The rogue makes a single Dexterity (Stealth) check against a DC15 passive Wisdom (Perception). Beat that and the rogue gets past.
What the rules say about hiding
Stealing large chunks from my answer to What advantages does hiding have?
Best to go back to the source on this; bold italics are my emphasis.
Stealth. Make a Dexterity (Stealth) check when you
attempt to conceal yourself from enemies, slink past
guards, slip away without being noticed, or sneak up on
someone without being seen or heard.
When you try to hide, make a Dexterity (Stealth) check. Until
you are discovered or you stop hiding, that check’s total is
contested by the Wisdom (Perception) check of any creature
that actively searches for signs of your presence.
You can’t hide from a creature that can see you, and if you
make noise (such as shouting a warning or knocking over a
vase), you give away your position. An invisible creature can’t
be seen, so it can always try to hide. Signs of its passage
might still be noticed, however, and it still has to stay quiet.
In combat, most creatures stay alert for signs of danger
all around, so if you come out of hiding and approach
a creature, it usually sees you. However, under certain
circumstances, the Dungeon Master might allow you to stay
hidden as you approach a creature that is distracted, allowing
you to gain advantage on an attack before you are seen.
Passive Perception. When you hide, there’s a chance
someone will notice you even if they aren't searching. To
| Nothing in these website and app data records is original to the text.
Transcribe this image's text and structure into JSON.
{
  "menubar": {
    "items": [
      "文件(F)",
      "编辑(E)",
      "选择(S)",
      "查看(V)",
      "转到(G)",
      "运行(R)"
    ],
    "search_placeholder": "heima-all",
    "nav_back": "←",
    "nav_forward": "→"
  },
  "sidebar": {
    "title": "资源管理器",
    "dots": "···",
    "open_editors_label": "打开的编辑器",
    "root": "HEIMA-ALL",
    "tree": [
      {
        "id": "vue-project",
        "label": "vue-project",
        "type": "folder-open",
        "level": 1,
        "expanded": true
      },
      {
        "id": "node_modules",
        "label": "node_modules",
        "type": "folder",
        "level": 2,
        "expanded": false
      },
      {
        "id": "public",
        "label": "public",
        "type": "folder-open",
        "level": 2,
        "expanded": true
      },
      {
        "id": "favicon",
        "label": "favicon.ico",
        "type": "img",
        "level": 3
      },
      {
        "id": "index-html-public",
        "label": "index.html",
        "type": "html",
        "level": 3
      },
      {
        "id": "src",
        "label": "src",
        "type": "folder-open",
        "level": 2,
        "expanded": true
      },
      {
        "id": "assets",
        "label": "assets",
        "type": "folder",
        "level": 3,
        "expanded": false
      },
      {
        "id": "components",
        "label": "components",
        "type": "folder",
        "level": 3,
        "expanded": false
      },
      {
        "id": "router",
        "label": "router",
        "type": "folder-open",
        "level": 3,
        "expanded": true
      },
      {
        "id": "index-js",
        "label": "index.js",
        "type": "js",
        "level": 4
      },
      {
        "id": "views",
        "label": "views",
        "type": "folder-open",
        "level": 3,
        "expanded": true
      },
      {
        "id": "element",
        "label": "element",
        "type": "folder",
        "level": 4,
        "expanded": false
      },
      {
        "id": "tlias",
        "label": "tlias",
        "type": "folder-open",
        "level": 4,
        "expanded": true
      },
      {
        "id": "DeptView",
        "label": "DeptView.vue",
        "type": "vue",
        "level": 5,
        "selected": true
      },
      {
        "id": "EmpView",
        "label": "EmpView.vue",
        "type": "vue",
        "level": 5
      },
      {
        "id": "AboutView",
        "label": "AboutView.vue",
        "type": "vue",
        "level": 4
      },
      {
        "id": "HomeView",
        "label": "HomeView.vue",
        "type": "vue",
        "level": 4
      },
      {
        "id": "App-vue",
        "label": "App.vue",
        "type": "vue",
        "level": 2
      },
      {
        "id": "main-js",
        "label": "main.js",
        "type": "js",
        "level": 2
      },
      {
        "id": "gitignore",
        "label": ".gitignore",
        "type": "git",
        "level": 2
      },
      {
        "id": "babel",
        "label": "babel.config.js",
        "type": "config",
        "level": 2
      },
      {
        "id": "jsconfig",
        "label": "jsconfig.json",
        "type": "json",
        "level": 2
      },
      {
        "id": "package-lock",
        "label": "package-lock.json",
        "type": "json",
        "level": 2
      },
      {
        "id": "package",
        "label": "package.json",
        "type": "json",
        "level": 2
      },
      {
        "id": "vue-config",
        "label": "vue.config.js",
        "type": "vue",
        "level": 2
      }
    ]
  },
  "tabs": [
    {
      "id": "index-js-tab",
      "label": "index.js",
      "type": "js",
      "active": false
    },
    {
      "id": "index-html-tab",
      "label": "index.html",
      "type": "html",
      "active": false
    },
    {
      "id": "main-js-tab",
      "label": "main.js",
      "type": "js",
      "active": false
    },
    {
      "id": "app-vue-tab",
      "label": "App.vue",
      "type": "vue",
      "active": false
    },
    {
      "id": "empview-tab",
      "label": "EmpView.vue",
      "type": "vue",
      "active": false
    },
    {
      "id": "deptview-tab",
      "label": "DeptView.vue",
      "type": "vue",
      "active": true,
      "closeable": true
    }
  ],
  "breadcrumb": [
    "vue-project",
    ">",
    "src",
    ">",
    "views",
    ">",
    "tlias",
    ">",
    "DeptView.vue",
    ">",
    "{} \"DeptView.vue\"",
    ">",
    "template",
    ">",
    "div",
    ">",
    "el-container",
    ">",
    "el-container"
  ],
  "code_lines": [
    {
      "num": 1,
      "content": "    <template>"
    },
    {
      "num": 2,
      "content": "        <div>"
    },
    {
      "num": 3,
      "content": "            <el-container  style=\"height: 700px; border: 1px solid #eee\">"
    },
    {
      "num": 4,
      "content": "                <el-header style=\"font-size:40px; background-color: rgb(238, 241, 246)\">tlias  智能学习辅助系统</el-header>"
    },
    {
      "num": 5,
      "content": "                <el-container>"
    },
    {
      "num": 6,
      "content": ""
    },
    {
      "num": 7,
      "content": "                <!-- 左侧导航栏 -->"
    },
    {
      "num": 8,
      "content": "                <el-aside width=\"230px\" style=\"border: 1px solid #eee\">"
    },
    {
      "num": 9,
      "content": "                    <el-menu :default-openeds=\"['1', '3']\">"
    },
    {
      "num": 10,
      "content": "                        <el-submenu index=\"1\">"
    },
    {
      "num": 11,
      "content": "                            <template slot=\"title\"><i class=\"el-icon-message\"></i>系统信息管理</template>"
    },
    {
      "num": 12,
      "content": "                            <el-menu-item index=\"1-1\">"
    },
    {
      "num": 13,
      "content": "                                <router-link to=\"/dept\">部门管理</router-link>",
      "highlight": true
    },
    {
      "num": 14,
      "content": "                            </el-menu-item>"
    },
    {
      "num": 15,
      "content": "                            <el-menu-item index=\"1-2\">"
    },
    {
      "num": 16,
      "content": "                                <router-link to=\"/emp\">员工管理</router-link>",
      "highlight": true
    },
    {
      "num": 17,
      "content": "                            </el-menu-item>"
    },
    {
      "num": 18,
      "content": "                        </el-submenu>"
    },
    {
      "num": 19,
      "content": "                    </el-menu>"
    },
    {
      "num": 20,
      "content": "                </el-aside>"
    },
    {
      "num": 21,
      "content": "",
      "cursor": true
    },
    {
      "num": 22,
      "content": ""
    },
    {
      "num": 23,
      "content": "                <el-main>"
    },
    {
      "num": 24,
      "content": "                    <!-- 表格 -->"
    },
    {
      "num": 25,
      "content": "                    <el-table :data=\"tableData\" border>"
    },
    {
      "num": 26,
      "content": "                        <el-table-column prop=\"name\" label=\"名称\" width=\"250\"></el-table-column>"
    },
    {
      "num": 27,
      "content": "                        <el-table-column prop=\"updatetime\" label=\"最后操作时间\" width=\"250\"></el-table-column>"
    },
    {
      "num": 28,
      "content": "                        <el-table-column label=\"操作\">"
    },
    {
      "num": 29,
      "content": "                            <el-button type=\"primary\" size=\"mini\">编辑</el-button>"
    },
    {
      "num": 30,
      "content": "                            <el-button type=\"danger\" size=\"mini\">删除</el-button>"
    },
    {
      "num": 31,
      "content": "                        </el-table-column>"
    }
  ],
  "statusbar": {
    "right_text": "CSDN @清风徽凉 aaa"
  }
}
determine whether such a creature notices you, the DM
compares your Dexterity (Stealth) check with that creature’s
passive Wisdom (Perception) score, which equals 10 + the
creature’s Wisdom modifier, as well as any other bonuses
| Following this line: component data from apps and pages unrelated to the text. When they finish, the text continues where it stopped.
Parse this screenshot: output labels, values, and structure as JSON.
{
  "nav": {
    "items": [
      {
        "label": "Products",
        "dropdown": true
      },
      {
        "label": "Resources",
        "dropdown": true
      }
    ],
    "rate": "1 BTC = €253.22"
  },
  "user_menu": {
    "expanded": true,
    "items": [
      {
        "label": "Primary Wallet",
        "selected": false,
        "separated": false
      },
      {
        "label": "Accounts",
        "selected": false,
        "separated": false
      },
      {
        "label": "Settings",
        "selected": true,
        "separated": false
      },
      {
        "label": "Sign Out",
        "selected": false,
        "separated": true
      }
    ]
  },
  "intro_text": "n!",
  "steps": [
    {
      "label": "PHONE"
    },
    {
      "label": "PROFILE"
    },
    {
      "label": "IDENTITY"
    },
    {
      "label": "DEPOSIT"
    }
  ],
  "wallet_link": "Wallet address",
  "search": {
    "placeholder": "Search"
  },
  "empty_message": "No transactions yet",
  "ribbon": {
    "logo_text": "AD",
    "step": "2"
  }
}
or penalties. If the creature has advantage, add 5. For
disadvantage, subtract 5.
For example, if a 1st-level character (with a proficiency
bonus of +2) has a Wisdom of 15 (a +2 modifier) and
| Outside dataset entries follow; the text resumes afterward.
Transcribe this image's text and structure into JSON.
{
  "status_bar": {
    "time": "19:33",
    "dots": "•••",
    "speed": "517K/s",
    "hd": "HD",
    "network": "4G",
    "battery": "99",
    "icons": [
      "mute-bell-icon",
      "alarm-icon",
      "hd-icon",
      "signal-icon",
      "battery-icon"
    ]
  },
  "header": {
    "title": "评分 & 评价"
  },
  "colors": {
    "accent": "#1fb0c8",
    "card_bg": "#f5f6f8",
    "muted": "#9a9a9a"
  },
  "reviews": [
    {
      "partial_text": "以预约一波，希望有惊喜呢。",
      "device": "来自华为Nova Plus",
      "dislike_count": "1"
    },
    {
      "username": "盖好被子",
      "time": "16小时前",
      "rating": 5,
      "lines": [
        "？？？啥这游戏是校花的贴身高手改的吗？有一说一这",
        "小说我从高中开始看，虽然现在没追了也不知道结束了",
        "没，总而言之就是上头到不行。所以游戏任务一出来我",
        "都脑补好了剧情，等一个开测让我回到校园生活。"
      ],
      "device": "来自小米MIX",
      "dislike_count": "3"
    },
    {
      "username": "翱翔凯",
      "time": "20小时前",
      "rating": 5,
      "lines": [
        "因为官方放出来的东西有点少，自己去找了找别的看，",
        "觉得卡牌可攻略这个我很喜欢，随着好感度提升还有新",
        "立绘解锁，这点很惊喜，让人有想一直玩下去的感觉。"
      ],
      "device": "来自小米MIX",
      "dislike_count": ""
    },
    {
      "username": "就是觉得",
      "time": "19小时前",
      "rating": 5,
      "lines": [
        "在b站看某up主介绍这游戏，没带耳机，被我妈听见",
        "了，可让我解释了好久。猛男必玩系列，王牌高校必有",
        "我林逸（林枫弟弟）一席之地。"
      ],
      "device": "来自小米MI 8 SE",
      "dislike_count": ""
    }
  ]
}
proficiency in Perception, he or she has a passive Wisdom
(Perception) of 14.
What Can You See? One of the main factors in determining
whether you can find a hidden creature or object is how well
you can see in an area, which might be lightly or heavily
obscured, as explained in chapter 8.
The DM decides when circumstances are appropriate for hiding. Also, the question isn't whether a creature can see you when you are hiding. The question is whether it can see you clearly.
A given area might be lightly or heavily obscured. In
a lightly obscured area, such as dim light, patchy fog,
or moderate foliage, creatures have disadvantage on
Wisdom (Perception) checks that rely on sight.
A heavily obscured area—such as darkness, opaque
fog, or dense foliage—blocks vision entirely. A creature
in a heavily obscured area effectively suffers from the
blinded condition (see appendix A).
Note: Blindsight is dim light and results in a lightly obscured area. Torches, lanterns etc are bright light.
Being seen is not enough for you to stop being hidden - you must be seen clearly. Lighting, cover and camouflage would all influence this.
Your specific questions
... can this Rogue sneak past with a disadvantaged stealth attempt?
Yes and furthermore I can see no reason why there would be
disadvantage to this. Anyone can hide where nobody can see them;
the purpose of the Dexterity (Stealth) skill is to be able to hide
where people can see you due to your skill, training and luck.
Do the orcs get a chance at Passive Perception to see the Rogue sneaking (using stealth skill)?
Yes - if the rogue's Dexterity (Stealth) check beats the orc's
passive Wisdom (Perception) then he sneaks past them.
Do we roll/check for the Sneak and the Orcs get to check Passive Perception?
The Rogue's speed is 25 feet (Dwarf/light armor), or 6 squares on the map and that gets him right near the orcs, but not past them, so
the orc should get a Passive Perception check before the Rogue gets
to move another 6 squares past them. Is this correct?
25 feet is 5 squares on the map (just saying).
You do not use round by round movement unless you are in a combat
situation so if the rogue sneaks past then he sneaks past, if he
doesn't you may be rolling initiative and switching to round by
round movement then.
There is no passive [Wisdom] (Perception) check - it is a static
number; for an orc it is 10.
Effectively the rogue makes a Dexterity (Stealth) check against a DC of 15 (10 for orc's passive Wisdom (Perception) + 5 for advantage because there is more than one orc doing the looking and they therefore help one another), if the area is brightly lit and there is no cover.
If there are sufficient objects/people to hide behind or it is dimly lit (which includes darkvision) then the DC is 10 as the disadvantage for lightly obscured cancels the advantage from helping.
If the rogue is doing it in the dark (and he can see somehow) then it is automatic; barring making a noise.
Why not use active Wisdom (Perception)
Because the orcs are "standing guard" which to me does not engage "actively searches for signs of your presence." Standing guard is long, boring duty and you are not going to pay attention all the time especially when you have a couple of mates around to chat with.
If they were in a state of heightened alertness (like they knew you were out there right now!) then they could use active Wisdom (Perception).